Dataset rows for apps and sites:

══════

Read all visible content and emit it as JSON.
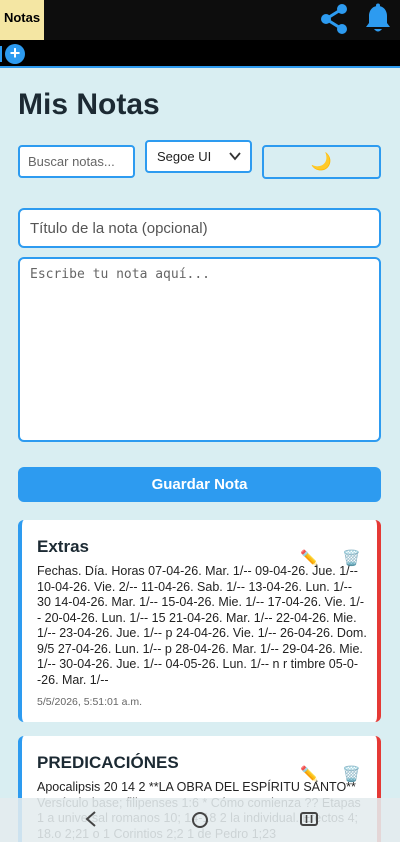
{
  "topbar": {
    "app_tab_label": "Notas",
    "share_icon": "share-icon",
    "bell_icon": "bell-icon"
  },
  "tabstrip": {
    "add_icon": "+"
  },
  "header": {
    "title": "Mis Notas"
  },
  "toolbar": {
    "search_placeholder": "Buscar notas...",
    "font_value": "Segoe UI",
    "theme_icon": "🌙"
  },
  "editor": {
    "title_placeholder": "Título de la nota (opcional)",
    "body_placeholder": "Escribe tu nota aquí...",
    "save_label": "Guardar Nota"
  },
  "notes": [
    {
      "title": "Extras",
      "body": "Fechas. Día. Horas 07-04-26. Mar. 1/-- 09-04-26. Jue. 1/-- 10-04-26. Vie. 2/-- 11-04-26. Sab. 1/-- 13-04-26. Lun. 1/-- 30 14-04-26. Mar. 1/-- 15-04-26. Mie. 1/-- 17-04-26. Vie. 1/-- 20-04-26. Lun. 1/-- 15 21-04-26. Mar. 1/-- 22-04-26. Mie. 1/-- 23-04-26. Jue. 1/-- p 24-04-26. Vie. 1/-- 26-04-26. Dom. 9/5 27-04-26. Lun. 1/-- p 28-04-26. Mar. 1/-- 29-04-26. Mie. 1/-- 30-04-26. Jue. 1/-- 04-05-26. Lun. 1/-- n r timbre 05-0--26. Mar. 1/--",
      "date": "5/5/2026, 5:51:01 a.m.",
      "edit_icon": "✏️",
      "delete_icon": "🗑️"
    },
    {
      "title": "PREDICACIÓNES",
      "body": "Apocalipsis 20 14 2 **LA OBRA DEL ESPÍRITU SANTO** Versículo base; filipenses 1:6 * Cómo comienza ?? Etapas 1 a universal romanos 10; 14-18 2 la individual. Efectos 4; 18.o 2;21 o 1 Corintios 2;2 1 de Pedro 1;23",
      "edit_icon": "✏️",
      "delete_icon": "🗑️"
    }
  ],
  "navbar": {
    "back_icon": "back-icon",
    "home_icon": "home-icon",
    "recent_icon": "recent-apps-icon"
  },
  "colors": {
    "accent": "#2d9bf0",
    "danger": "#e53935",
    "background": "#d9eef2",
    "tab": "#f4e6a3"
  }
}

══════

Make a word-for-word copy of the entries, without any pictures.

Read all visible content and emit it as JSON.
{
  "topbar": {
    "app_tab_label": "Notas",
    "share_icon": "share-icon",
    "bell_icon": "bell-icon"
  },
  "tabstrip": {
    "add_icon": "+"
  },
  "header": {
    "title": "Mis Notas"
  },
  "toolbar": {
    "search_placeholder": "Buscar notas...",
    "font_value": "Segoe UI",
    "theme_icon": "🌙"
  },
  "editor": {
    "title_placeholder": "Título de la nota (opcional)",
    "body_placeholder": "Escribe tu nota aquí...",
    "save_label": "Guardar Nota"
  },
  "notes": [
    {
      "title": "Extras",
      "body": "Fechas. Día. Horas 07-04-26. Mar. 1/-- 09-04-26. Jue. 1/-- 10-04-26. Vie. 2/-- 11-04-26. Sab. 1/-- 13-04-26. Lun. 1/-- 30 14-04-26. Mar. 1/-- 15-04-26. Mie. 1/-- 17-04-26. Vie. 1/-- 20-04-26. Lun. 1/-- 15 21-04-26. Mar. 1/-- 22-04-26. Mie. 1/-- 23-04-26. Jue. 1/-- p 24-04-26. Vie. 1/-- 26-04-26. Dom. 9/5 27-04-26. Lun. 1/-- p 28-04-26. Mar. 1/-- 29-04-26. Mie. 1/-- 30-04-26. Jue. 1/-- 04-05-26. Lun. 1/-- n r timbre 05-0--26. Mar. 1/--",
      "date": "5/5/2026, 5:51:01 a.m.",
      "edit_icon": "✏️",
      "delete_icon": "🗑️"
    },
    {
      "title": "PREDICACIÓNES",
      "body": "Apocalipsis 20 14 2 **LA OBRA DEL ESPÍRITU SANTO** Versículo base; filipenses 1:6 * Cómo comienza ?? Etapas 1 a universal romanos 10; 14-18 2 la individual. Efectos 4; 18.o 2;21 o 1 Corintios 2;2 1 de Pedro 1;23",
      "edit_icon": "✏️",
      "delete_icon": "🗑️"
    }
  ],
  "navbar": {
    "back_icon": "back-icon",
    "home_icon": "home-icon",
    "recent_icon": "recent-apps-icon"
  },
  "colors": {
    "accent": "#2d9bf0",
    "danger": "#e53935",
    "background": "#d9eef2",
    "tab": "#f4e6a3"
  }
}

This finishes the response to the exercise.